The Royal Pharmaceutical Society (RPS) and the Pharmacists’ Defence Association (PDA) have joined nearly 40 organisations to call on the government to publish the long-awaited NHS workforce plan.

The plan is set to put forward solutions to address NHS understaffing and was expected to be published imminently, but has been rumoured to be delayed due to concerns about how much it would cost to implement.

In a letter to the Prime Minister, professional bodies, trade unions and patient groups have expressed their ‘dismay’ at the continued delay.

‘None of your policy commitments on health can be achieved unless we address the chronic workforce shortage,’ they wrote to Rishi Sunak, while urging him to act ‘by publishing a sustainable plan immediately’.

The letter continued: ‘Across all sectors, professions, specialities, condition pathways and services there are mass vacancies and insufficient numbers of staff to meet current, let alone future, population need.

‘It will take time to resolve this situation, which is why the delay in acting to address the workforce crisis is so damaging. The sooner we start to train and recruit more staff, and act to retain those already serving the public, the sooner we will see improvements in healthcare.’
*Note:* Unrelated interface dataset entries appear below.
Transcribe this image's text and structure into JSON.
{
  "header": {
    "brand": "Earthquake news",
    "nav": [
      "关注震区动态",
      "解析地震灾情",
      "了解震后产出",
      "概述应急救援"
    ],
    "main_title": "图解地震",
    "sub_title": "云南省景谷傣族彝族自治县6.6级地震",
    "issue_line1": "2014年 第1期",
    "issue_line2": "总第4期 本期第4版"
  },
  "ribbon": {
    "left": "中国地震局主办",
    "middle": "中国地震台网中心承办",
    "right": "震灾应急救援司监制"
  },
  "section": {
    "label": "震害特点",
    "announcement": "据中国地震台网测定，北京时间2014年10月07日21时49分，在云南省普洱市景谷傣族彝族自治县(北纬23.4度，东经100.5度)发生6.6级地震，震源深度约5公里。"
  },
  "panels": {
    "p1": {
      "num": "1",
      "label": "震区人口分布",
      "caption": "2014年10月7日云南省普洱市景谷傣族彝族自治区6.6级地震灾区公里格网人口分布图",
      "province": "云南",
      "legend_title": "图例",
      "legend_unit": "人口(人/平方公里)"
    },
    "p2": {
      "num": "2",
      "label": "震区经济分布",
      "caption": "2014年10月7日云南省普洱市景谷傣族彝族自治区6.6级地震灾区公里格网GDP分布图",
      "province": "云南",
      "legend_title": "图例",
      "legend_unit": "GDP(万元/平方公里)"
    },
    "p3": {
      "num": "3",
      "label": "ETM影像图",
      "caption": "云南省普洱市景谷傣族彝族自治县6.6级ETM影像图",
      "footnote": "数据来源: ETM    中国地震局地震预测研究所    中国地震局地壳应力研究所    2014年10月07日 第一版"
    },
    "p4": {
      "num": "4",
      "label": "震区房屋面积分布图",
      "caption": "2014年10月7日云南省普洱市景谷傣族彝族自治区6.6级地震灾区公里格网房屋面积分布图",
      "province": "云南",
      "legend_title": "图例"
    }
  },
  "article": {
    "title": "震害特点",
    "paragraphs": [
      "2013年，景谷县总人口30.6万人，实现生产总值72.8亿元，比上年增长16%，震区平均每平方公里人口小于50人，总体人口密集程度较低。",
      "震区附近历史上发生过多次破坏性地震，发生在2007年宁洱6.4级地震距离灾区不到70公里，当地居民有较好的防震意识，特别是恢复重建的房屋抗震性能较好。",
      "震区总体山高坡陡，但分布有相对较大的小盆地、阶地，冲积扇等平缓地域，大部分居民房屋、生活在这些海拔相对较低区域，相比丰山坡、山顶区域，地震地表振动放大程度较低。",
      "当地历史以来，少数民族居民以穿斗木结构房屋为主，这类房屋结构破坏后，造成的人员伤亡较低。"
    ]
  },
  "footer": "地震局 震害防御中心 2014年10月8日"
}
Many of the organisations putting their name to the letter had been involved in the development of the workforce plan and ‘want it to succeed’, the letter emphasised.

‘We want to be able to welcome it if it provides the long-term vision needed and clearly [commits] to funded workforce expansion,’ it read, urging MR Suank to ‘please act now’.

Thorrun Govind, RPS England board chair, signed the letter, along with Mark Koziol, PDA chair, Matthew Taylor, chief executive of the NHS Confederation, and representatives from Unison, Asthma and Lung UK, the Stroke Association and other patient and professional groups.

Ms Govind said that the range of health and care leaders backing the letter ‘shows just how important it is that the government acts now to support our workforce’.

‘It is vital that we recruit and retain the staff we need so we can keep looking after patients,’ she said.

She noted that when the RPS met with NHS England in January, ‘pharmacy leaders called for the plan to include the whole of pharmacy and to recognise the increasing role of pharmacist independent prescribers in our health service’.

‘With teams under pressure across the system, this workforce plan also needs to support staff retention, secure protected time for learning and development, and ensure continued access to wellbeing services,’ she added.

Last month, the UK Government rejected the Health and Social Care Committee’s recommendation for a specific pharmacy workforce plan, but said that the pharmacy workforce would be considered as part of the Long-Term Workforce Plan.

Malcolm Harrison, chief executive of the Company Chemists’ Association (CCA), recently said that the plan must think about how to best use and coordinate the existing pharmacist workforce across different systems, including general practice, PCNs and community pharmacy.

In response to The Pharmacist's request for comment, the Department of Health and Social Care pointed to health secretary Steve Barclay's comments on the BBC's Sunday with Laura Kuenssberg programme this weekend, in which he said that the workforce plan was coming 'shortly' and that 'a huge amount of work' was going on within government on growing the domestic workforce.